Car Accidents

Car accidents used to be the leading cause of tooth injury, but they’ve become less common. With all the safety equipment added to cars these days–especially airbags–dental injuries are less common than in the past.

However, safety equipment won’t help if you don’t use it, and airbags aren’t a substitute for seatbelts. In addition, airbags can actually cause dental injury, especially if they’re defective, as in the case of Takata airbags recently.

Motorcycle and Bicycle Injuries

Unlike cars, motorcycles and bicycles don’t surround and protect you. These remain a common cause of injury, especially when people don’t wear helmets. If you are riding a motorcycle, a full helmet can significantly reduce your risk of oral injuries.

Few people wear full helmets for bicycle riding. It’s probably not necessary, but perhaps a mouthguard is warranted if you ride often. Going over the handlebars is a common type of accident and it can lead to bad dental trauma.

Have You Suffered a Tooth Trauma?

Unfortunately, even with the best prevention, tooth trauma can still occur. If you do experience a tooth trauma, it’s important to see a dentist soon after to have the tooth checked so we can recommend the appropriate treatment.

For minor chipped teeth, dental bonding or porcelain veneers can restore the tooth to beauty and function. For more serious cracked teeth, a dental crown may be recommended, possibly with root canal therapy. Cracked or knocked out (avulsed teeth) can sometimes be saved, but other times, we may have to replace them with a dental implant or bridge.

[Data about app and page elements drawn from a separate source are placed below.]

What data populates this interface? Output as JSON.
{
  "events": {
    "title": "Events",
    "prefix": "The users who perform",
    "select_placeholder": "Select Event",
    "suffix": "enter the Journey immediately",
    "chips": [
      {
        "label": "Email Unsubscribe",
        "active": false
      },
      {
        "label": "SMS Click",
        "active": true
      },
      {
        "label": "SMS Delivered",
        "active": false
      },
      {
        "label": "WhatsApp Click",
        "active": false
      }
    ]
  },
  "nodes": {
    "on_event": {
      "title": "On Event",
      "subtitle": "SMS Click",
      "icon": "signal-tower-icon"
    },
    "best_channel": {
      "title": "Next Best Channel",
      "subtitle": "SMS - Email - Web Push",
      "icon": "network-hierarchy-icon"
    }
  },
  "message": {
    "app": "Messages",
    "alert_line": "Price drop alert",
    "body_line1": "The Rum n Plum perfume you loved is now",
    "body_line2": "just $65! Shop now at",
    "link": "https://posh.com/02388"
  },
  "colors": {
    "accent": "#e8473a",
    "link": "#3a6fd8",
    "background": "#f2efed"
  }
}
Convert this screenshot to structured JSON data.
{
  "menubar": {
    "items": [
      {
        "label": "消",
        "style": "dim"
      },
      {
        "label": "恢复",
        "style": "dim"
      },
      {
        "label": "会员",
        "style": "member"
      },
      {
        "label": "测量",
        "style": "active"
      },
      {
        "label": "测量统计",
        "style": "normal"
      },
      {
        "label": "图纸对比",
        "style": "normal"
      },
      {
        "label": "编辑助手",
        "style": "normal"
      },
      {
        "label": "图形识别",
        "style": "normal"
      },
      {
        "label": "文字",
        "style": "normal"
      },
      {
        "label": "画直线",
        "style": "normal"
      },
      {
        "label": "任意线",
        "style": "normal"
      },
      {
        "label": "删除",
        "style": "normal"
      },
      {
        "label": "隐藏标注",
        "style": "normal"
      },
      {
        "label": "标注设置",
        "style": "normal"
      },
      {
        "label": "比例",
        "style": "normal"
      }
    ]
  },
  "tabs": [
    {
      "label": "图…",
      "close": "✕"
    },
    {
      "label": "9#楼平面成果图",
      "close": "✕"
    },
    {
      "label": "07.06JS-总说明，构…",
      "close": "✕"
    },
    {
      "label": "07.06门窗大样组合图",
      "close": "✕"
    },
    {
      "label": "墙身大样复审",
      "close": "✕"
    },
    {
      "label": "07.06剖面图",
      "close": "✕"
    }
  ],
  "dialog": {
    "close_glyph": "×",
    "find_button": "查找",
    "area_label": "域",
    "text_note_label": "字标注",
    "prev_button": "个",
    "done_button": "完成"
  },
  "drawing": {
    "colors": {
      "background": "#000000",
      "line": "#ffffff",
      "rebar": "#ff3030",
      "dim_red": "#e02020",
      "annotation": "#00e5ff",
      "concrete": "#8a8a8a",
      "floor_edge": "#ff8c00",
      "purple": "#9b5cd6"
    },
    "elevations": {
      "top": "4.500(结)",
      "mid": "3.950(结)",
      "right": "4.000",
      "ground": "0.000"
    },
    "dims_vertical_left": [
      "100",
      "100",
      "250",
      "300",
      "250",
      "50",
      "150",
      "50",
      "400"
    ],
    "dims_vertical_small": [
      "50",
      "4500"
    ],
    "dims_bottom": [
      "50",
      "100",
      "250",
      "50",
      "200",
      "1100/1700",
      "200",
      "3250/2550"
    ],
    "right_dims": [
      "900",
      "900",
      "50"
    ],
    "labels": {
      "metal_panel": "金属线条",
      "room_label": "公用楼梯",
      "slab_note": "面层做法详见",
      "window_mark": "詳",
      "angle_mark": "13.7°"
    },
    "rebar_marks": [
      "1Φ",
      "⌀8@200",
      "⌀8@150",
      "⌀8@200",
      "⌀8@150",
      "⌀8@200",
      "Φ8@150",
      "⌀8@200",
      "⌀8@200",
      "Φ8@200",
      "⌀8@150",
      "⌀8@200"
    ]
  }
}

If you are looking for reconstructive dentistry in the Detroit area, please call (248) 656-2020 today for an appointment with a reconstructive dentist at Rochester Advanced Dentistry.